**EXCERPTED RECORDS:**
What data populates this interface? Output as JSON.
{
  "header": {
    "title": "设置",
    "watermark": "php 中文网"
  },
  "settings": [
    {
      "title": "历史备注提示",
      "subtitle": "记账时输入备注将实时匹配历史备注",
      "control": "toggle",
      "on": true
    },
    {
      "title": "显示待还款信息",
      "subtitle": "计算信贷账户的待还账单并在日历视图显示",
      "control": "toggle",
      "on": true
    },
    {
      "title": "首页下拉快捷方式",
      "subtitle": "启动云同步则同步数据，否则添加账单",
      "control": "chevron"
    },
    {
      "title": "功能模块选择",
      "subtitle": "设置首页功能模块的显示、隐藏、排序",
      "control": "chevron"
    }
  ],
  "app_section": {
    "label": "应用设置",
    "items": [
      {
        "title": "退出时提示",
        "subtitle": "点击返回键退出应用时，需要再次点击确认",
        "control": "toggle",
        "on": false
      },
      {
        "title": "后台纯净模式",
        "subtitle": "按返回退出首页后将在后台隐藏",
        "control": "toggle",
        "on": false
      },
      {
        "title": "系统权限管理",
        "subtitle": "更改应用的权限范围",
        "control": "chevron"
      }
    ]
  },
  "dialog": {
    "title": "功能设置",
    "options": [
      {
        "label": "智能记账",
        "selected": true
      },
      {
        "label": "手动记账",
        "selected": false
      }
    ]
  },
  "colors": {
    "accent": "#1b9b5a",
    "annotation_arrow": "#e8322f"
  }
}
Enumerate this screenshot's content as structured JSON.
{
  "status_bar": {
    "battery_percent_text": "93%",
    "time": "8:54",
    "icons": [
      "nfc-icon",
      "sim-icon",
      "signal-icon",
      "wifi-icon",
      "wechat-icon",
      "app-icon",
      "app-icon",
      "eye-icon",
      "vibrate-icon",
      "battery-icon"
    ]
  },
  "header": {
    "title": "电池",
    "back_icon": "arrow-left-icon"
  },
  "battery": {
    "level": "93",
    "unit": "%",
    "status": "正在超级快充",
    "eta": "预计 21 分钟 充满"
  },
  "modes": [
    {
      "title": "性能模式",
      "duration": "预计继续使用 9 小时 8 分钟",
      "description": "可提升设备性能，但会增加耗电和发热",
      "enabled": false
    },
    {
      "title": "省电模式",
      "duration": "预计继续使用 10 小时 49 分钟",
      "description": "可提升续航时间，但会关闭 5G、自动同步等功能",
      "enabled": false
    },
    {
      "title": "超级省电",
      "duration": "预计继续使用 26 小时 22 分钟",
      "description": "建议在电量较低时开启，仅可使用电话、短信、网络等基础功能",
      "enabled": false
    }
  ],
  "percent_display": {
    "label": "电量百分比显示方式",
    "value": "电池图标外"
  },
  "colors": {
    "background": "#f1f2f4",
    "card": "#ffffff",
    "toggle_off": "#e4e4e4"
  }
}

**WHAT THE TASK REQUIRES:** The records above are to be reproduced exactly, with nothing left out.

**ANSWER:**
What data populates this interface? Output as JSON.
{
  "header": {
    "title": "设置",
    "watermark": "php 中文网"
  },
  "settings": [
    {
      "title": "历史备注提示",
      "subtitle": "记账时输入备注将实时匹配历史备注",
      "control": "toggle",
      "on": true
    },
    {
      "title": "显示待还款信息",
      "subtitle": "计算信贷账户的待还账单并在日历视图显示",
      "control": "toggle",
      "on": true
    },
    {
      "title": "首页下拉快捷方式",
      "subtitle": "启动云同步则同步数据，否则添加账单",
      "control": "chevron"
    },
    {
      "title": "功能模块选择",
      "subtitle": "设置首页功能模块的显示、隐藏、排序",
      "control": "chevron"
    }
  ],
  "app_section": {
    "label": "应用设置",
    "items": [
      {
        "title": "退出时提示",
        "subtitle": "点击返回键退出应用时，需要再次点击确认",
        "control": "toggle",
        "on": false
      },
      {
        "title": "后台纯净模式",
        "subtitle": "按返回退出首页后将在后台隐藏",
        "control": "toggle",
        "on": false
      },
      {
        "title": "系统权限管理",
        "subtitle": "更改应用的权限范围",
        "control": "chevron"
      }
    ]
  },
  "dialog": {
    "title": "功能设置",
    "options": [
      {
        "label": "智能记账",
        "selected": true
      },
      {
        "label": "手动记账",
        "selected": false
      }
    ]
  },
  "colors": {
    "accent": "#1b9b5a",
    "annotation_arrow": "#e8322f"
  }
}
Enumerate this screenshot's content as structured JSON.
{
  "status_bar": {
    "battery_percent_text": "93%",
    "time": "8:54",
    "icons": [
      "nfc-icon",
      "sim-icon",
      "signal-icon",
      "wifi-icon",
      "wechat-icon",
      "app-icon",
      "app-icon",
      "eye-icon",
      "vibrate-icon",
      "battery-icon"
    ]
  },
  "header": {
    "title": "电池",
    "back_icon": "arrow-left-icon"
  },
  "battery": {
    "level": "93",
    "unit": "%",
    "status": "正在超级快充",
    "eta": "预计 21 分钟 充满"
  },
  "modes": [
    {
      "title": "性能模式",
      "duration": "预计继续使用 9 小时 8 分钟",
      "description": "可提升设备性能，但会增加耗电和发热",
      "enabled": false
    },
    {
      "title": "省电模式",
      "duration": "预计继续使用 10 小时 49 分钟",
      "description": "可提升续航时间，但会关闭 5G、自动同步等功能",
      "enabled": false
    },
    {
      "title": "超级省电",
      "duration": "预计继续使用 26 小时 22 分钟",
      "description": "建议在电量较低时开启，仅可使用电话、短信、网络等基础功能",
      "enabled": false
    }
  ],
  "percent_display": {
    "label": "电量百分比显示方式",
    "value": "电池图标外"
  },
  "colors": {
    "background": "#f1f2f4",
    "card": "#ffffff",
    "toggle_off": "#e4e4e4"
  }
}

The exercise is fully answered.